** Opening SUPPLIED MATERIAL block **
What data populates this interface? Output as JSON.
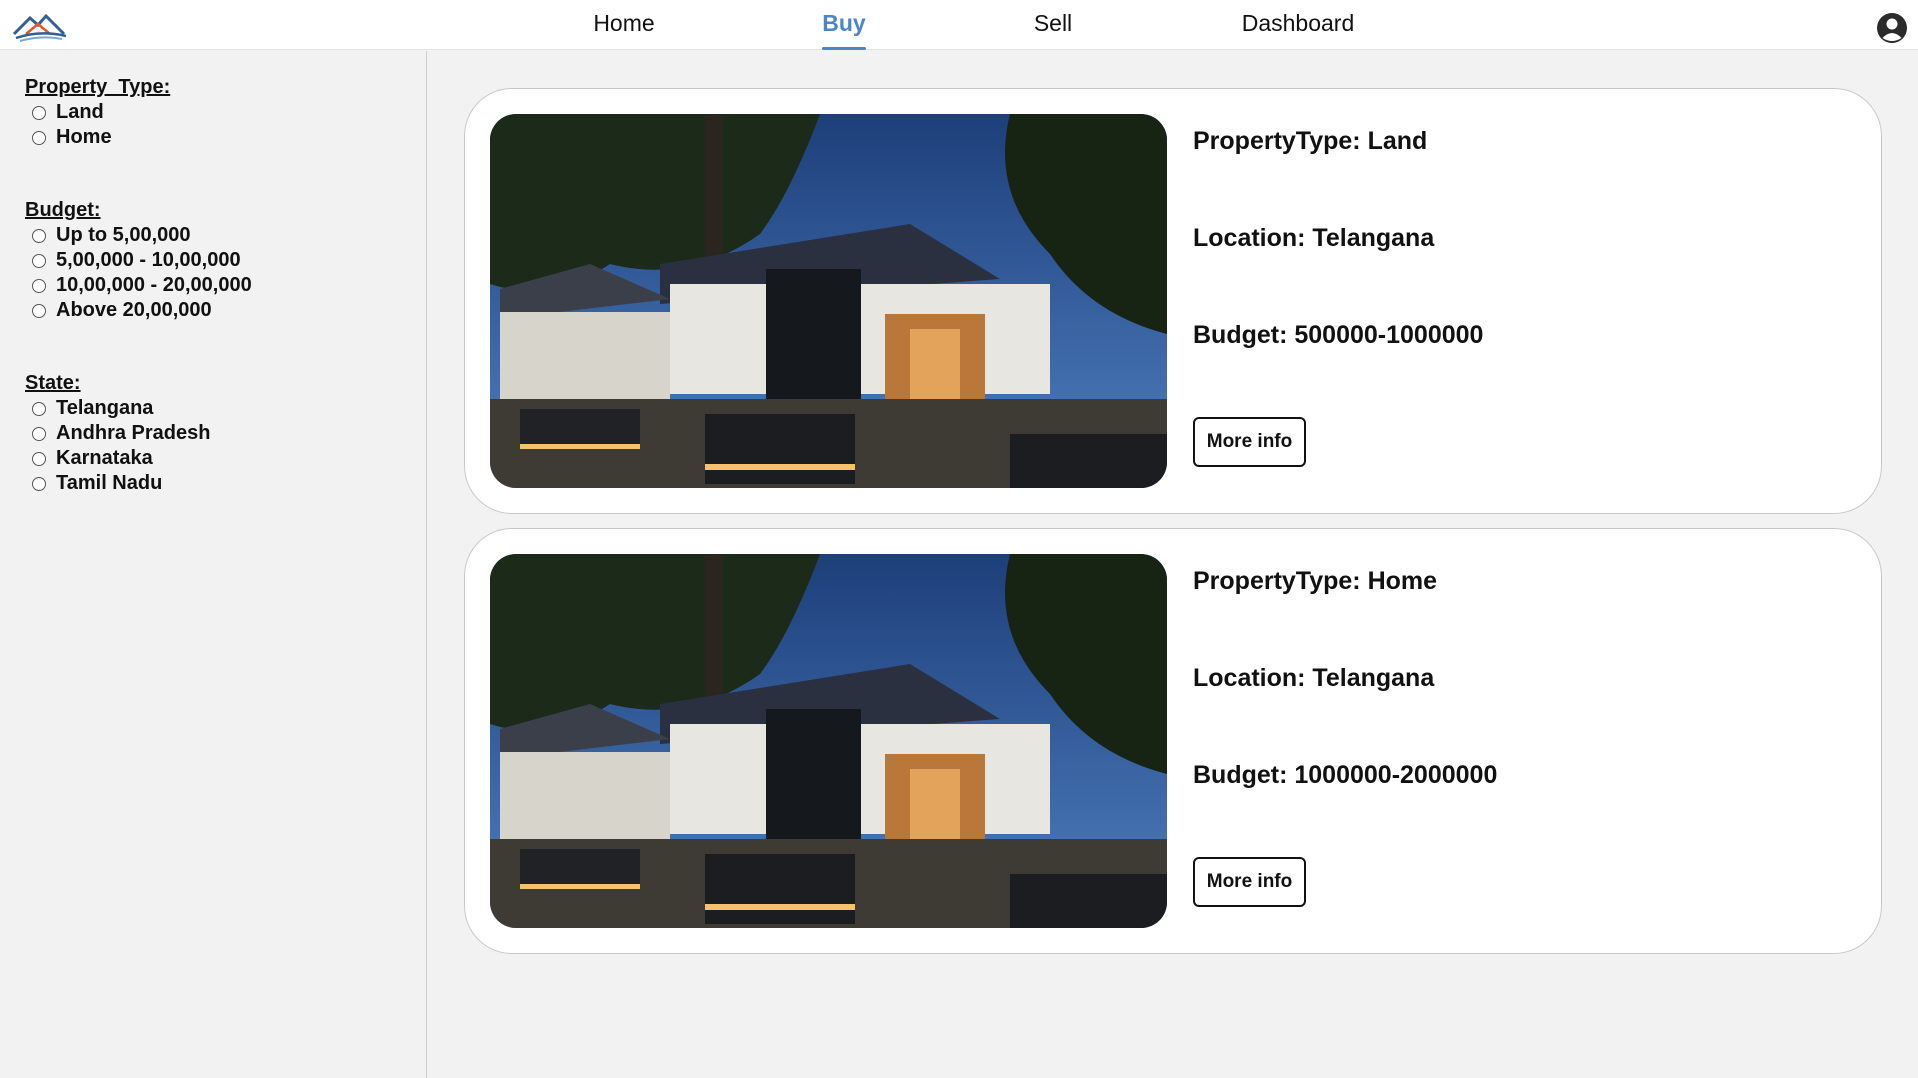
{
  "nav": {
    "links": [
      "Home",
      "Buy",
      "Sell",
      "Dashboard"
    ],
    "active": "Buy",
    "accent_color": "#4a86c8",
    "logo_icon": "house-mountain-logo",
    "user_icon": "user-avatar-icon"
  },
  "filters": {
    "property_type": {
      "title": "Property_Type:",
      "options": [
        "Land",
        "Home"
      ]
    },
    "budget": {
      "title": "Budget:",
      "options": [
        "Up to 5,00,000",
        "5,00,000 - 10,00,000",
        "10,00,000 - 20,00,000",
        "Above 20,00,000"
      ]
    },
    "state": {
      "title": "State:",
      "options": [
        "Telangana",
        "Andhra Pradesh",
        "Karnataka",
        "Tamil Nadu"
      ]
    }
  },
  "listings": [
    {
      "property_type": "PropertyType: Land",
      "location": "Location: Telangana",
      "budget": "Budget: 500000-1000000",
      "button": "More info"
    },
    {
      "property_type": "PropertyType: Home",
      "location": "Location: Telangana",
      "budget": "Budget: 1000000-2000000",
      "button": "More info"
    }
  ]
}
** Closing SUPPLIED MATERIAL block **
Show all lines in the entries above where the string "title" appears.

**REPLY**
      "title": "Property_Type:",
      "title": "Budget:",
      "title": "State:",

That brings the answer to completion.